■ **Exercise prompt**: Look through the material below and copy every line containing the word "JSON".

Start of Stored data

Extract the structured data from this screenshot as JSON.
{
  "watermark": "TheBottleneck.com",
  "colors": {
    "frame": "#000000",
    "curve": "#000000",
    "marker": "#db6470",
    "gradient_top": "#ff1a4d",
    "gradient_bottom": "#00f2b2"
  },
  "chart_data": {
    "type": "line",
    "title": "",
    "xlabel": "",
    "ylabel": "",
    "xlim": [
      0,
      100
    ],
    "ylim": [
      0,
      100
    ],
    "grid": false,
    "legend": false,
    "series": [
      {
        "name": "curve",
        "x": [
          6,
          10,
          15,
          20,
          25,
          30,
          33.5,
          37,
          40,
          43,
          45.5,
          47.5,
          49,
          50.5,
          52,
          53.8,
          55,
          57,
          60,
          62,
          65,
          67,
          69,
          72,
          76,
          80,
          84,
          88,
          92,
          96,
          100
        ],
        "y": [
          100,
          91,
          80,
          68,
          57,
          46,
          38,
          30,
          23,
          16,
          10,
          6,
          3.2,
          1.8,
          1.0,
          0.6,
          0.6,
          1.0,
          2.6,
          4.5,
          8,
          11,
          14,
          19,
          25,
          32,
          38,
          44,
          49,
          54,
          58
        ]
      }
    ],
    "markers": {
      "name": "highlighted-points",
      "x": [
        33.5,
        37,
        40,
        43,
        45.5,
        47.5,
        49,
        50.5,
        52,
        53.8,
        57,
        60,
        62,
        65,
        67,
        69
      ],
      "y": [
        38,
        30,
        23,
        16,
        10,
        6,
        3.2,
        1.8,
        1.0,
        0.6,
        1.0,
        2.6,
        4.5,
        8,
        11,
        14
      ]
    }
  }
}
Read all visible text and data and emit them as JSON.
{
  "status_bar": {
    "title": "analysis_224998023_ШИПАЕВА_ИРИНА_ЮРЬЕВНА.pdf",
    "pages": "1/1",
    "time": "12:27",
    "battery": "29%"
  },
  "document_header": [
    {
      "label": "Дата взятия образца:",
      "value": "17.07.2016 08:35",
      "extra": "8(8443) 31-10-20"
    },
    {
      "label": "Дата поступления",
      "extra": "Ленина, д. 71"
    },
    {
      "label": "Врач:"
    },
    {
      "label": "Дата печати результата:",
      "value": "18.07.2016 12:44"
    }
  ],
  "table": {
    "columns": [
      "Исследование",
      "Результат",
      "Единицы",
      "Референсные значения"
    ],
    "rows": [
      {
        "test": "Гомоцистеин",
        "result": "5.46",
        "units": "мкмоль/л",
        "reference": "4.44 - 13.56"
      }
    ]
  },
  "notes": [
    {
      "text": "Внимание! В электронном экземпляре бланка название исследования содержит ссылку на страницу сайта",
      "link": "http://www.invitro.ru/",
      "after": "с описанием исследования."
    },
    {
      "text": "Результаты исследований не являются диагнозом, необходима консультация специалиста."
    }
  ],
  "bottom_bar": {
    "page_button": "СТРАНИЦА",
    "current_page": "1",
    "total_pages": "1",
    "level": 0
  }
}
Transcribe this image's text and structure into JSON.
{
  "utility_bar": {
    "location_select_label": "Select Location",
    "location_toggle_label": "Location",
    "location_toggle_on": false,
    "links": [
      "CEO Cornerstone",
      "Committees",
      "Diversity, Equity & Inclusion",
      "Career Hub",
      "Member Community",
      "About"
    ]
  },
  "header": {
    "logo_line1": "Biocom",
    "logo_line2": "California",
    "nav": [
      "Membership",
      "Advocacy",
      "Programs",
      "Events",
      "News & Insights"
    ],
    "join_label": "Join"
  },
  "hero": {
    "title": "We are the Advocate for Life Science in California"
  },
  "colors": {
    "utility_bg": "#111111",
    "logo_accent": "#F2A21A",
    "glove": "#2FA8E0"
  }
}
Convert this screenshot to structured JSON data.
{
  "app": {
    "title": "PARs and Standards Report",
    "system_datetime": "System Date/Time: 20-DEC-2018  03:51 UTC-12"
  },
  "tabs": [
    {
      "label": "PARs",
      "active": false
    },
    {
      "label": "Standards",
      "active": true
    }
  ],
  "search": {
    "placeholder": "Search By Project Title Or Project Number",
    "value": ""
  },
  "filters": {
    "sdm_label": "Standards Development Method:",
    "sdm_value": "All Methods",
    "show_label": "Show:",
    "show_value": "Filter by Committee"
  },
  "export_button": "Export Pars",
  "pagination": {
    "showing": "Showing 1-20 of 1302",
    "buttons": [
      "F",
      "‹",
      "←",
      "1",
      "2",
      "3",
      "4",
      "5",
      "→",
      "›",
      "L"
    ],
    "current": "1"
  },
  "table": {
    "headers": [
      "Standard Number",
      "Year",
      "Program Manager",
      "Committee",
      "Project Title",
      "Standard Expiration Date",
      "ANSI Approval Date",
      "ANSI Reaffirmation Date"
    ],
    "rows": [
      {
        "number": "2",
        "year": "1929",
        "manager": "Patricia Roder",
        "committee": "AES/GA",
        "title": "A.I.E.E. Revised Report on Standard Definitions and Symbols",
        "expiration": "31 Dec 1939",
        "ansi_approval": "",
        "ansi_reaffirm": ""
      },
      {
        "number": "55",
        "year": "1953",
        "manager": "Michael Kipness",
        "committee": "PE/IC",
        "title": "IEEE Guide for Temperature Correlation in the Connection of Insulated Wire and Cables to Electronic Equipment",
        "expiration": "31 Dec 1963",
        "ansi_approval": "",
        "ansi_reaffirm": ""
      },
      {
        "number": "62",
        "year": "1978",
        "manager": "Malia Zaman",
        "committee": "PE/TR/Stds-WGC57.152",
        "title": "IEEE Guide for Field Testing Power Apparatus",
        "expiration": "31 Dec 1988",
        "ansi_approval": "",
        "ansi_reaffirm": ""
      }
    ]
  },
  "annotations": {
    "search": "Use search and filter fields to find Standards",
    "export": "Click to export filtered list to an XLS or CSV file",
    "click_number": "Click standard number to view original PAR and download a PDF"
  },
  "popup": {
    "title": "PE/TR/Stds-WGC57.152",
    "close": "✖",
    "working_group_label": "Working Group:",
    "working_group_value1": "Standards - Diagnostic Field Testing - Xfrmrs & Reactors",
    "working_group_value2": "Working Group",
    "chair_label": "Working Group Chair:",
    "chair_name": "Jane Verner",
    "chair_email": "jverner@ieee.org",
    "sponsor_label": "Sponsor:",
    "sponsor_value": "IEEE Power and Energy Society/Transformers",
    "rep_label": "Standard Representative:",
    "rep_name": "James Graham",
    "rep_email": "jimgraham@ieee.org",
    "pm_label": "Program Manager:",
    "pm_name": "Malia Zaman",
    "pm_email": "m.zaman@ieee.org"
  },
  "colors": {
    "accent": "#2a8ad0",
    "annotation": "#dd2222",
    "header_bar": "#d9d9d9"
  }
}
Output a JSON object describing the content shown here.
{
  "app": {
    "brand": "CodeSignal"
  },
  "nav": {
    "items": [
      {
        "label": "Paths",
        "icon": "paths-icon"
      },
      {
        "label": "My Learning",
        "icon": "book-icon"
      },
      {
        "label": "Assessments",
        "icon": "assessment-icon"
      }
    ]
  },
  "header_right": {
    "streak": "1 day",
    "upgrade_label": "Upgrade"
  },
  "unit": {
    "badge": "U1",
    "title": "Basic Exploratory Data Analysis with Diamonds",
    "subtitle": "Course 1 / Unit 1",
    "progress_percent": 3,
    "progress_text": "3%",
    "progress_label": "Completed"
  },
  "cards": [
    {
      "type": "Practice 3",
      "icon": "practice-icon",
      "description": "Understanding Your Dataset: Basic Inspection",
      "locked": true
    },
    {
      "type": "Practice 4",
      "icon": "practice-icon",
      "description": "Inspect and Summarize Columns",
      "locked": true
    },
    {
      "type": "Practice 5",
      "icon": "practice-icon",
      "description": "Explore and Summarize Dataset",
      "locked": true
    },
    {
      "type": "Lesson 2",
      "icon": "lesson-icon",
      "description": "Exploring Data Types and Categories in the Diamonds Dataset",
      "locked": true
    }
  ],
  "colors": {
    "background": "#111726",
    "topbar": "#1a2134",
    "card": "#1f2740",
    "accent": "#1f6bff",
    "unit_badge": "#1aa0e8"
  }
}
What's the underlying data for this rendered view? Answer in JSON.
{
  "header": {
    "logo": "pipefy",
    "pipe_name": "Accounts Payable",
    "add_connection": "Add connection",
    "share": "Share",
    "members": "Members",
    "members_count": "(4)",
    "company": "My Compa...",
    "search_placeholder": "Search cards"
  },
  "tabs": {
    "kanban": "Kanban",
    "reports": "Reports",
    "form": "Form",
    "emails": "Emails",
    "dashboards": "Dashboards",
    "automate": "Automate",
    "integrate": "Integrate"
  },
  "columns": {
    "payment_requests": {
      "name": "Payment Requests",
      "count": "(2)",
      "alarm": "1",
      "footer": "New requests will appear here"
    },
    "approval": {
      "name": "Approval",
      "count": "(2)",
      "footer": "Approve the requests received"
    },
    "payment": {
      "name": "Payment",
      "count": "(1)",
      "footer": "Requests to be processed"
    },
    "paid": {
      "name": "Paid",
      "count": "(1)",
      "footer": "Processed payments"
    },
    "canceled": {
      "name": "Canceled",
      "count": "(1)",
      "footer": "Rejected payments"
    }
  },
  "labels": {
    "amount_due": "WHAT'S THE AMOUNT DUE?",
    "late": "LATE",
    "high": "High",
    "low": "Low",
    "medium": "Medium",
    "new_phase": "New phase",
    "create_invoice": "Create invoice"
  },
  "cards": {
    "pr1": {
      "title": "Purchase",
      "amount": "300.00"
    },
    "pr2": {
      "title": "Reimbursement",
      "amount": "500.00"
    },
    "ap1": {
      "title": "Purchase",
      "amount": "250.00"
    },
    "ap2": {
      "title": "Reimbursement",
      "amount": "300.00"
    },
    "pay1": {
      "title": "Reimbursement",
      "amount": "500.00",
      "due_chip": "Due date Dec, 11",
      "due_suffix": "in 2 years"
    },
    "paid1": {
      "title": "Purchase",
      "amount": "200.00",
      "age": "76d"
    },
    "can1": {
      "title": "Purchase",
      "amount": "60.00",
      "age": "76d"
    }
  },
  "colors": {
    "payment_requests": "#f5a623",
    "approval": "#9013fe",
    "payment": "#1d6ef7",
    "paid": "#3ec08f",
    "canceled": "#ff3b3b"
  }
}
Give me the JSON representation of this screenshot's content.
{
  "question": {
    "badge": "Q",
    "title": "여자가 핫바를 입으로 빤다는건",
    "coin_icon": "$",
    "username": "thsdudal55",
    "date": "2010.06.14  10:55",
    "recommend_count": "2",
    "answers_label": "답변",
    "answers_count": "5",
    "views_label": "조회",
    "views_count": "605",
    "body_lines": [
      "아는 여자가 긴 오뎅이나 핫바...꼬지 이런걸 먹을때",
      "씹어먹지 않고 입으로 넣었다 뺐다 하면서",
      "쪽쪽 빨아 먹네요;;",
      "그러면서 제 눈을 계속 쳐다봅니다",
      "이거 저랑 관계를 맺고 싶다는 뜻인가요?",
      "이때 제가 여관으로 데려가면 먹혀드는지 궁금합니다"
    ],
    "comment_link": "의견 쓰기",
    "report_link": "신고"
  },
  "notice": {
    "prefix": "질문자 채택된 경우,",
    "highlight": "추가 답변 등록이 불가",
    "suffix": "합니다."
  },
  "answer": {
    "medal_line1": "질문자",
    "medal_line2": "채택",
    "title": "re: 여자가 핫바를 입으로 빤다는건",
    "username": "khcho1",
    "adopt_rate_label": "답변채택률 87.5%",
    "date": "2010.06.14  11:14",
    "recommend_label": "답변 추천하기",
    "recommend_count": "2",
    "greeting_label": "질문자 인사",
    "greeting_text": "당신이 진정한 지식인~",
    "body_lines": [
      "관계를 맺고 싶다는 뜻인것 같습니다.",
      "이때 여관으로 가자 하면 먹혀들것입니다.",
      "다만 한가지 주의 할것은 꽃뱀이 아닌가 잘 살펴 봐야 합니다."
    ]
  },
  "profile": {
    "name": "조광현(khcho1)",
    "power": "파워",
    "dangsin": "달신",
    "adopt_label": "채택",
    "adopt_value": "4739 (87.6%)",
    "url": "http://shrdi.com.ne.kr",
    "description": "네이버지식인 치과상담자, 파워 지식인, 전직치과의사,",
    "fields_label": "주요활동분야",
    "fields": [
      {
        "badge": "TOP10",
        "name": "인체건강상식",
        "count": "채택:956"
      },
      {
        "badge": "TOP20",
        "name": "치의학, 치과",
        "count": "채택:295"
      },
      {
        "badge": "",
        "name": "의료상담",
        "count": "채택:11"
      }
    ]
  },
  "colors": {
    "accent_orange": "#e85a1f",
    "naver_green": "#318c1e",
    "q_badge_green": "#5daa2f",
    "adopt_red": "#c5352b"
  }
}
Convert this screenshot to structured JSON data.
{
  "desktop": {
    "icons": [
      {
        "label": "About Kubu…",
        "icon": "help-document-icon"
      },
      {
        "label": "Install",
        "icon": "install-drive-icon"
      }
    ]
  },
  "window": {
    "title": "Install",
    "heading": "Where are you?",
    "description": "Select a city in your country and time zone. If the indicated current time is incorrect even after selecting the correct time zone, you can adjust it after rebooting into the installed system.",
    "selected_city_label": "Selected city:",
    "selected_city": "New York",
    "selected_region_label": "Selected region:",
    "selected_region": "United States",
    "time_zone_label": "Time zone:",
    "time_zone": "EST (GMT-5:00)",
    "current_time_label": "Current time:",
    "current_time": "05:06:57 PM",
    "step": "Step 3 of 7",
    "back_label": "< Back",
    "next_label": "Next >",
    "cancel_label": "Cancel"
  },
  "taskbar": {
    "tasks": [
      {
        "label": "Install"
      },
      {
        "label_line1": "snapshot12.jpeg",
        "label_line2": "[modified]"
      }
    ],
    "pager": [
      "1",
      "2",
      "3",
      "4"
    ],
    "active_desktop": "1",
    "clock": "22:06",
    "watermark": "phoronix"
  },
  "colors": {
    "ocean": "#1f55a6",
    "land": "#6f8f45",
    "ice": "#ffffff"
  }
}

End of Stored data

■ **Expected answer**:
Extract the structured data from this screenshot as JSON.
Read all visible text and data and emit them as JSON.
Transcribe this image's text and structure into JSON.
Convert this screenshot to structured JSON data.
Output a JSON object describing the content shown here.
What's the underlying data for this rendered view? Answer in JSON.
Give me the JSON representation of this screenshot's content.
Convert this screenshot to structured JSON data.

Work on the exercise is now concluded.